However, because this service is asynchronous, we cannot expect to have all contacts migrated when the user opens the application. So, we ended up with two queries run to retrieve contacts:

  • A query to retrieve migrated contacts (Q1)
  • A query to retrieve non-migrated contacts (Q2)

Both those queries were checking the existence of a special document field for each contact to know if the contact is migrated or not. However, as we previously discussed, a missing field cannot be indexed in CouchDB. Therefore, Q2 was actually making a full-scan index to evaluate the non-existence of this field. As a result, this query was taking a lot of time to complete, as soon as the user had a lot of contacts.
And the worst part is that Q2 actually returns nothing most of the time, as the contacts are migrated only once!

So, Q2 was an excellent candidate for partial indexes: we implemented Q2.1 that finds contacts with the missing field through the partial index: this way, the document is still indexed when the field is not here. You can find its actual implementation here.

The diagram below show the performance impact by comparing the execution time of the three queries in the most common scenario: Q1 returns 1000 contacts while Q2 and Q2.1 returns nothing.
Q2 complexity is O(n) with n the total number of contacts, while both Q1 and Q2.1 are O(log n). Note Q2.1 does not even appear in the diagram because it only takes few ms to perform.

Capture-d--cran-du-2021-02-08-16-23-00-1

Finally, using a partial index improved the overall queries performances by a factor 2 for 1K contacts, and by a factor 8 for 10K contacts.
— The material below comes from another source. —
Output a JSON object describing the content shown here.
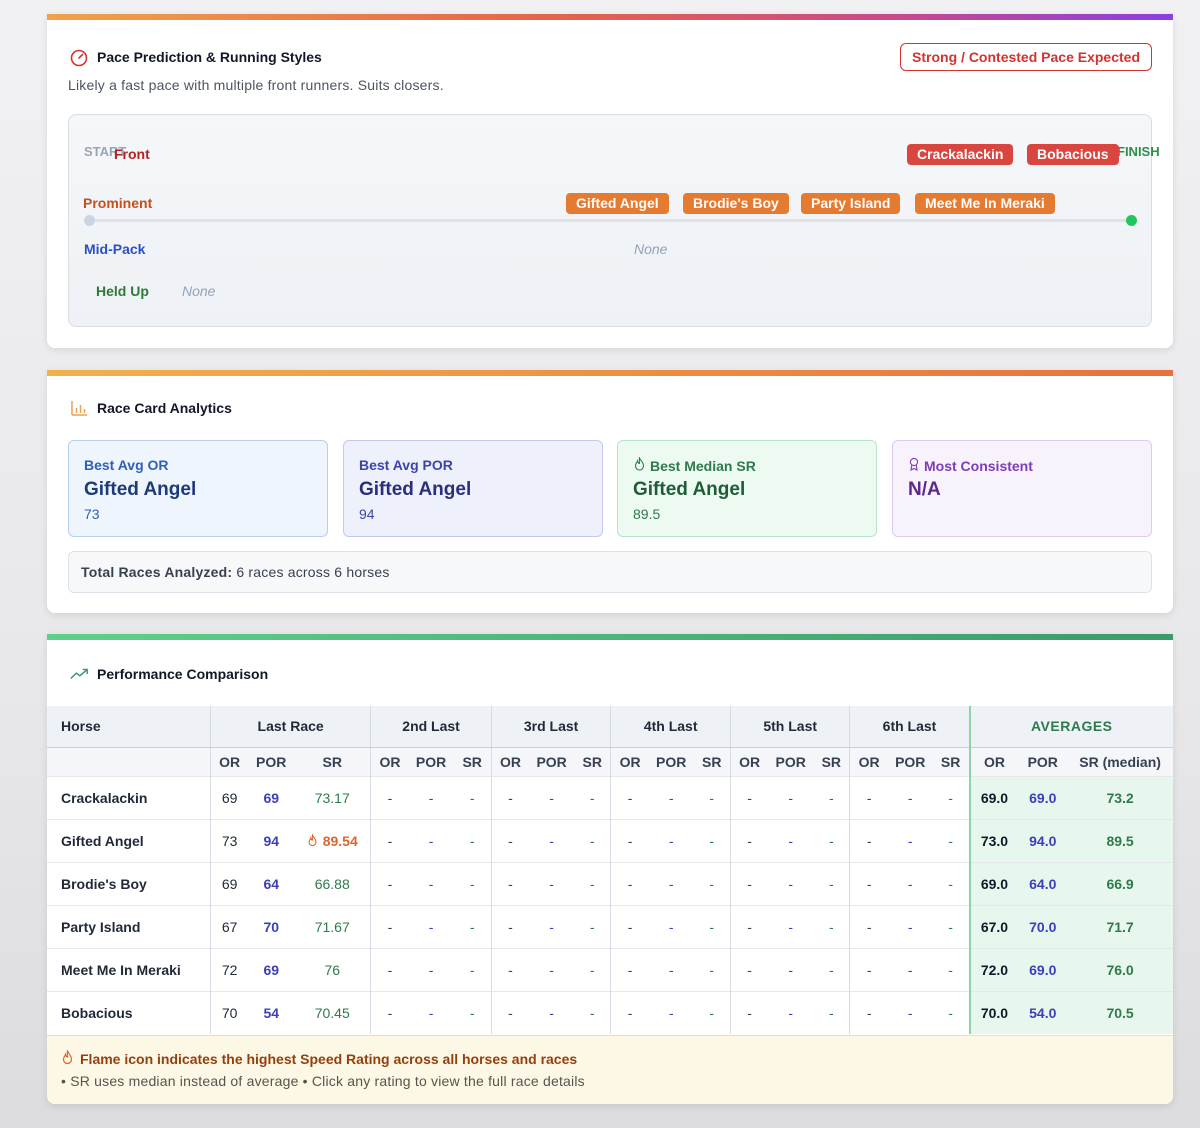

Neat!

Conclusion

We hope this little index tour gave you some insights about performances and data indexing.
You can start how to learn developing a Cozy app here: https://docs.cozy.io/en/tutorials/app/
To learn more about how to manipulate data, you can reach here: https://docs.cozy.io/en/tutorials/data/

By the way, if you're located in France and you're interested about Cozy, we're hiring!

Tech - How we improved our apps performances through indexes